▼

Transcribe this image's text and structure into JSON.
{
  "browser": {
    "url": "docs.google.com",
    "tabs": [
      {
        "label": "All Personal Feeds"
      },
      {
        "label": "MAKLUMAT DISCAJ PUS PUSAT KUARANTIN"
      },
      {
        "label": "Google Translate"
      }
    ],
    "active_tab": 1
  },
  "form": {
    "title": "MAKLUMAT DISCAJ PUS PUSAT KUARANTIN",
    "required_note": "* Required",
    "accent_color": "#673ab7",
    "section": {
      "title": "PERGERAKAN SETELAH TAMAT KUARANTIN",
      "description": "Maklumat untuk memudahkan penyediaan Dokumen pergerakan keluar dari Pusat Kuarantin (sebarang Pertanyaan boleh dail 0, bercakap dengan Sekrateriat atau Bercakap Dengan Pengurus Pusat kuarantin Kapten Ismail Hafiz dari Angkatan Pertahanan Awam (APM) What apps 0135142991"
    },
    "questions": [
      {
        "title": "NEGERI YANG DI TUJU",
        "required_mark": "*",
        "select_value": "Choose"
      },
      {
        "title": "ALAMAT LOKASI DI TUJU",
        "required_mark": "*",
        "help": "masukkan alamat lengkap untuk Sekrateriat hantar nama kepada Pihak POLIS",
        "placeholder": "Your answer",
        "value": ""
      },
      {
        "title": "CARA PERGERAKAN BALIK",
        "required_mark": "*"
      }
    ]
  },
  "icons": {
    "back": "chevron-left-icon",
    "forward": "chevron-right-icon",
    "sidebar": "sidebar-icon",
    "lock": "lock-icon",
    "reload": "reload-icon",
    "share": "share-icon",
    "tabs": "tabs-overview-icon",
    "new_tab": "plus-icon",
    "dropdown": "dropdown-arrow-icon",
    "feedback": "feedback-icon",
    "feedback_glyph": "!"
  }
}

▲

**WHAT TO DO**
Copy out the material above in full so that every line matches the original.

**OUTPUT OF THE EXERCISE**
Transcribe this image's text and structure into JSON.
{
  "browser": {
    "url": "docs.google.com",
    "tabs": [
      {
        "label": "All Personal Feeds"
      },
      {
        "label": "MAKLUMAT DISCAJ PUS PUSAT KUARANTIN"
      },
      {
        "label": "Google Translate"
      }
    ],
    "active_tab": 1
  },
  "form": {
    "title": "MAKLUMAT DISCAJ PUS PUSAT KUARANTIN",
    "required_note": "* Required",
    "accent_color": "#673ab7",
    "section": {
      "title": "PERGERAKAN SETELAH TAMAT KUARANTIN",
      "description": "Maklumat untuk memudahkan penyediaan Dokumen pergerakan keluar dari Pusat Kuarantin (sebarang Pertanyaan boleh dail 0, bercakap dengan Sekrateriat atau Bercakap Dengan Pengurus Pusat kuarantin Kapten Ismail Hafiz dari Angkatan Pertahanan Awam (APM) What apps 0135142991"
    },
    "questions": [
      {
        "title": "NEGERI YANG DI TUJU",
        "required_mark": "*",
        "select_value": "Choose"
      },
      {
        "title": "ALAMAT LOKASI DI TUJU",
        "required_mark": "*",
        "help": "masukkan alamat lengkap untuk Sekrateriat hantar nama kepada Pihak POLIS",
        "placeholder": "Your answer",
        "value": ""
      },
      {
        "title": "CARA PERGERAKAN BALIK",
        "required_mark": "*"
      }
    ]
  },
  "icons": {
    "back": "chevron-left-icon",
    "forward": "chevron-right-icon",
    "sidebar": "sidebar-icon",
    "lock": "lock-icon",
    "reload": "reload-icon",
    "share": "share-icon",
    "tabs": "tabs-overview-icon",
    "new_tab": "plus-icon",
    "dropdown": "dropdown-arrow-icon",
    "feedback": "feedback-icon",
    "feedback_glyph": "!"
  }
}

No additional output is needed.